Others that may be unhappy could be companies such as McDonalds. In Europe McDonalds famously rebranded their restaurants with designer furniture. Then quickly after the stock of same furniture was discovered to be heavily supplemented with designer knock-offs. Although this furniture to some extent – at least in the UK – may have been legal, McDonalds were publicly lambasted by Danish furniture company Fritz Hansen. The company suspended all supplies to McDonalds and accused McDonalds for endorsing piracy and setting intellectual property rights aside. I am sure that many will agree that this was not PR which McDonalds was happy with.

For lovers of copy furniture all is not lost. The works of Arne Jacobsen will exit copyright in 2041 and Mies van der Rohe in 2039…

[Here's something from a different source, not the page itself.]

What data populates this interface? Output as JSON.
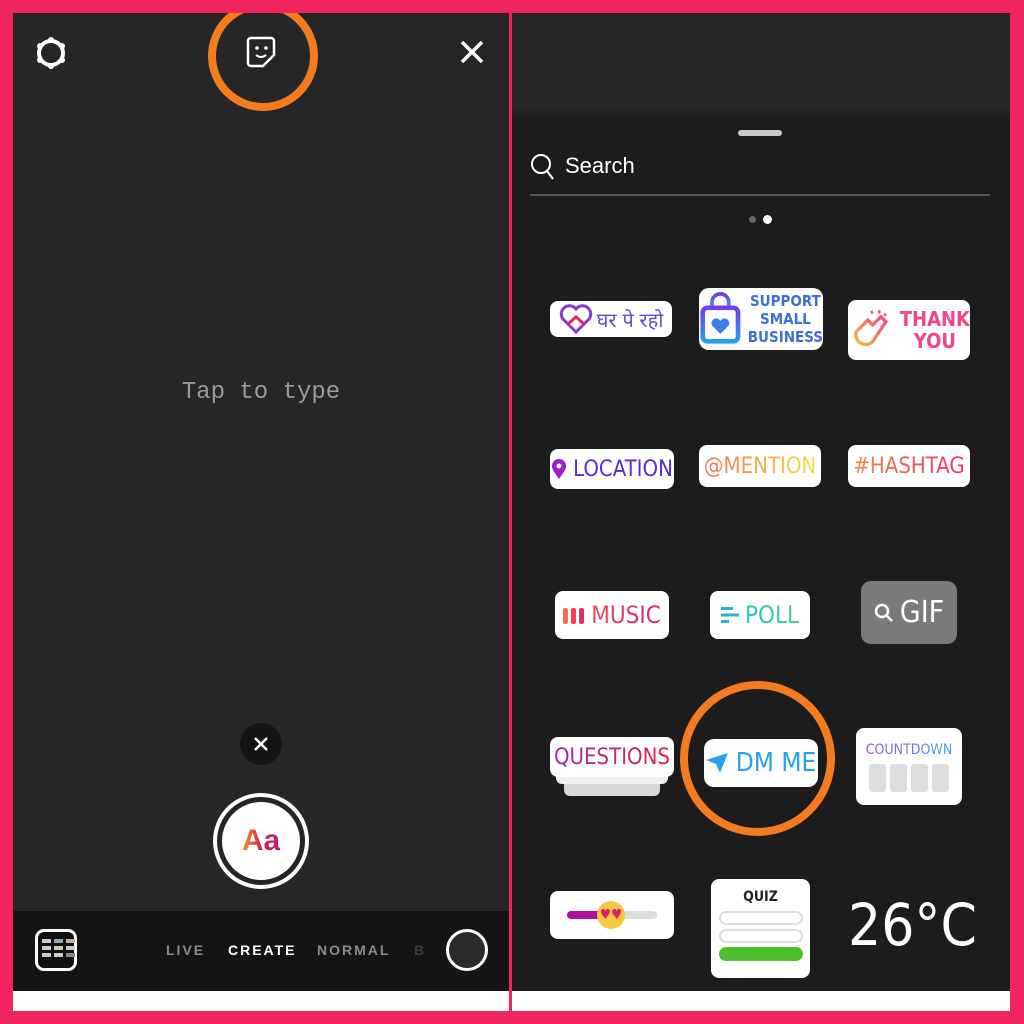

Thorbjørn Swanstrøm, Trademark and Design Attorney, Attorney at Law, Partner

A new dawn for protection of designs?

It is no secret that the differences in national European law concerning the protection of designs, has been driving many Danish rights holders crazy for years on end. It has been difficult to come to terms with the fact that while many of our prominent Danish designs – designs of which we as a nation are proud – are protected under national Danish copyright law for the lifetime of the designer plus 70 years, it has been perfectly legal to purchase cheap (and sometimes not so cheap) copies in England and have them shipped to Denmark.

Many holders of such rights have fought in vain to stem the steady flow of such copies from England first to private consumers, and eventually and inevitably to the numerous flea markets, garage sales and even auction houses. While importing the copies for purely private use is perfectly legal in Denmark, the selling of such copies on the Danish market is not. But trying to stop private individuals from reselling their used copies is, to say the very least, a losing fight.

Help might just be at hand though, as the UK has recently announced a new measure to increase the protection of such rights. If passed, the protection of copyright in relation to manufactured furniture will be increased from the current span of a short 25 years to the lifetime of the creator plus 70 years, bringing it into line with most other European Union member states.

From a legal perspective, the differences in national laws on copyright protection have given rise to many interesting questions. The laws on copyright have not been harmonized in the EU. Coupled with the laws concerning the free movement of goods in the Union and the advances of internet shopping, it has been possible to find loopholes which allow citizens in some countries to purchase copies from countries with a more lenient law, while in other member states it is punishable even to import such copies. Is it fair that individuals in Denmark can own copies, when in some countries – such a France – it is punishable by law to even cross the border with a fake watch? Importing fake designer furniture into France can cost you a fine of up to EUR 300.000 or even a three year stay in prison.

With such extremes in copyright protection with France and Italy at one end of the scale and the UK at the other, it seems improbable that the laws on copyright will be harmonized anytime soon. For now, all we can hope for is that the UK enacts the suggested provision and sets up a solid system for enforcing it too.

Mette Bender, Attorney at Law